September 9, 2020

I Am Really Angry

Strokes that affect blood vessels at the back of the brain are associated with significant diagnostic error (1).  This finding mirrors my stroke experience.  Sixteen years ago my brainstem stroke started when I repeated fell back on my bed while putting on eye make-up.  In the emergency room I was able to talk and sign my name so I was left alone and fell asleep.  When I woke up I called to find out if I could have something to eat because I did not have breakfast.  A staff member did a neuro check and looked concerned when I could not squeeze her hand with my right hand.            A neurologist was not on duty so it took a while before someone ordered brain scans.

Abedi's suggestion that hospitals should use artificial intelligence to improve diagnosis of these strokes (1) really makes me angry.  Facilities do not need to buy expensive computer programs to diagnose a stroke in posterior blood vessels.  Health care professionals need to forget the old F.A.S.T. warning signs and learn the new B.E.F.A.S.T.  The B. and E. are signs of a posterior stroke like a brainstem stroke caused by damage to the vertebral artery. 

B = Balance.  SUDDEN loss of balance/dizziness/coordination is not caused by an ear infection.  

E = Eyes.  SUDDEN difficulty seeing out of one or both eyes (e.g. blurred or double vision). 

F = Face.  Weakness of one side of the face that produces an uneven smile; facial numbness.

A = Arm.  Weakness of one arm (e.g. unable to raise both arms evenly).

S = Speech.  Slurred speech; trouble understanding speech, difficulty repeating simple phrases

T = Time lost = brain lost.  Call 911 immediately.  

homeafterastroke.blogspot.com

1.  Abedi A, et al. Using artificial intelligence for improving diagnosis in emergency departments: a practical framework. sagepub.com.  August 25, 2020. doi.org/10.1177/1756286420938962. 

September 3, 2020

Cheap Equipment That Reduces Frustration

A cheap seam ripper I bought at a sewing goods store got rid of a ton of frustration.  I open seals around the top of bottles by slipping the point of the seam ripper under the edge and ripping upwards or downwards.  Then I pull off the seal by grabbing the cut edge with my sound hand while I squeeze the bottle between my thighs.  Sometimes I grab the cut edge with my teeth as my sound hand holds the bottle.  No more trying to slice with the tip of a knife which shreds rather that cuts.  

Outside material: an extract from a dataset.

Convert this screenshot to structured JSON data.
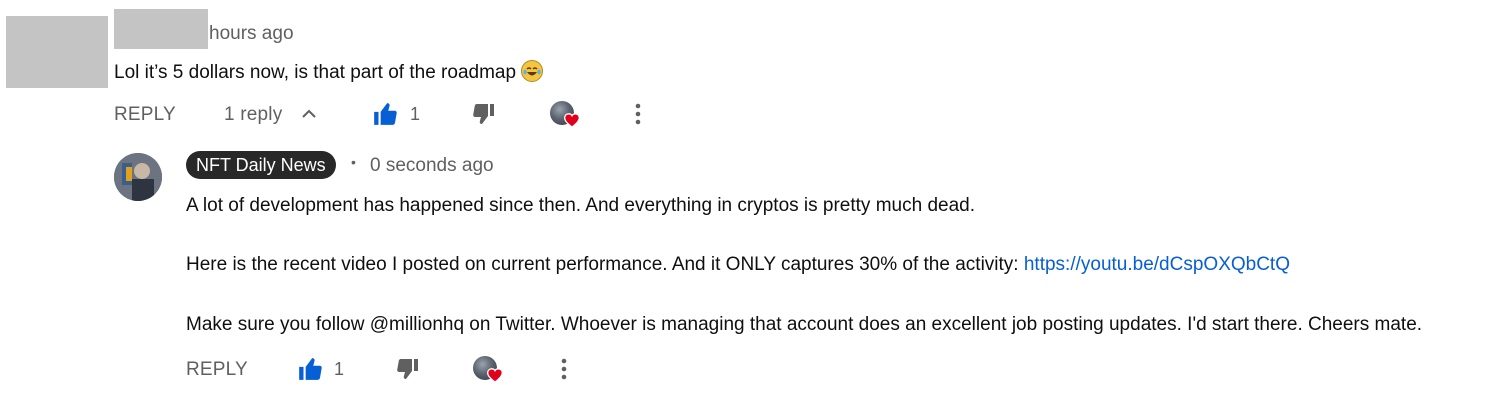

I use the tip of the seam ripper to rip open the foil at the top of a pill bottle and dig out the cotton ball that fill half of the bottle.  Preventing decades of frustration is not a small thing - so much energy saved for better things. homeafterstroke.blogspot.com